To Kill a Mockingbird by Harper Lee. A novel set in 1930’s Alabama, this is the remembrance of a young woman, Scout Finch, of several summers (she progresses from 6 to 9) when she was a precocious tomboy living with her older brother Jem and her widower father, Atticus, an earnest, forthright attorney, and of one summer in particular—the one during which their small town was overtaken by a salacious, racially charged criminal trial. When the daughter of a poor farmer is caught by her father being overly familiar with Tom Robinson, a young, black farmhand, she accuses Tom of rape. The town is quickly divided along familiar racial lines. But then Atticus agrees to defend Robinson at the trial. He, as well as Scout and Jem, quickly become subjects of ridicule and hatred from the white community. They are even threatened with violence. Atticus is brave and unflinching: in America, everyone is entitled to a fair trial. Scout and Jem are appalled and afraid: how could their friends’ families turn their backs to them? Atticus helps his children understand that otherwise good people can be wrong, can do bad things. A story of courage and conviction—and ultimately, forgiveness.

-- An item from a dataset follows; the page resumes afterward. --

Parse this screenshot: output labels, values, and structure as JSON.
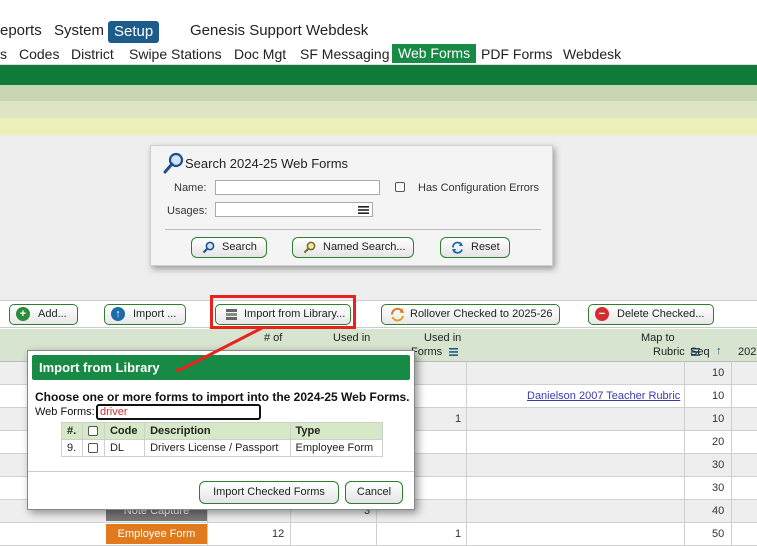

Life of Pi by Yann Martel. Fictional story of a boy on a lifeboat adrift in the Pacific after the ship carrying his family and the animals from their zoo being relocated from India to Canada had sunk. He survived despite the presence of 3 unlikely boatmates: a zebra, an orangutan and a tiger. He did so as a result of his remarkable cunning and initiative. Mourning the loss of his family and alone in what appears to be an impossible predicament, he despaired and considered surrendering to the elements. Instead, he drew upon his faiths and kept on. (The plural “faiths” is intentional. Pi was raised a Hindu but when he studied Christianity and then Islam, he converted to each without forsaking its predecessor. Ultimately, improbably and humorously, he is devout . . . to all 3 faiths.) Pi struggled to survive, cleverly neutralizing, even training, his odd menagerie and invented ways to provide himself with food, water and shade. Never could such a tragic story be told so sweetly, for Pi, as narrator, radiates his sunny nature and his optimism.
Three Cups of Tea by Greg Mortenson and David Oliver Relin. An American mountain climber is nursed back to health by strangers in a remote Pakistani village. He notices that the village children learn their lessons by scratching in the dirt with sticks and vows to return and build them a school. He does and then builds 70+ more just like it, trying to bring peace to a war-torn, poverty-stricken area. Sounds like an inspirational novel, right? Actually, this book is nonfiction and Mortenson, the author, the actual mountain climber. He had just failed in an attempt to climb Pakistan’s K2, the second tallest mountain in the world. Exhausted and confused, he lost track of his group and stumbled into the village. That village and scores like it, and their children, became Mortenson’s calling. He wrote celebrities to ask for donations, sold all of his possessions and wrote for magazines. He survived a kidnapping by the Taliban and numerous fatwahs. Since the book’s publication, there have been some suggestions that Mortenson may have exaggerated some in the telling of this otherwise factual account. Whatever the case, it’s clear that against all odds and in the face of dangerous opposition, he improved the lives of hundreds of children.
That’s all for now. These books and others like them brightened things up for me. I hope that 1 or 2 will do the same for you. Have a good summer.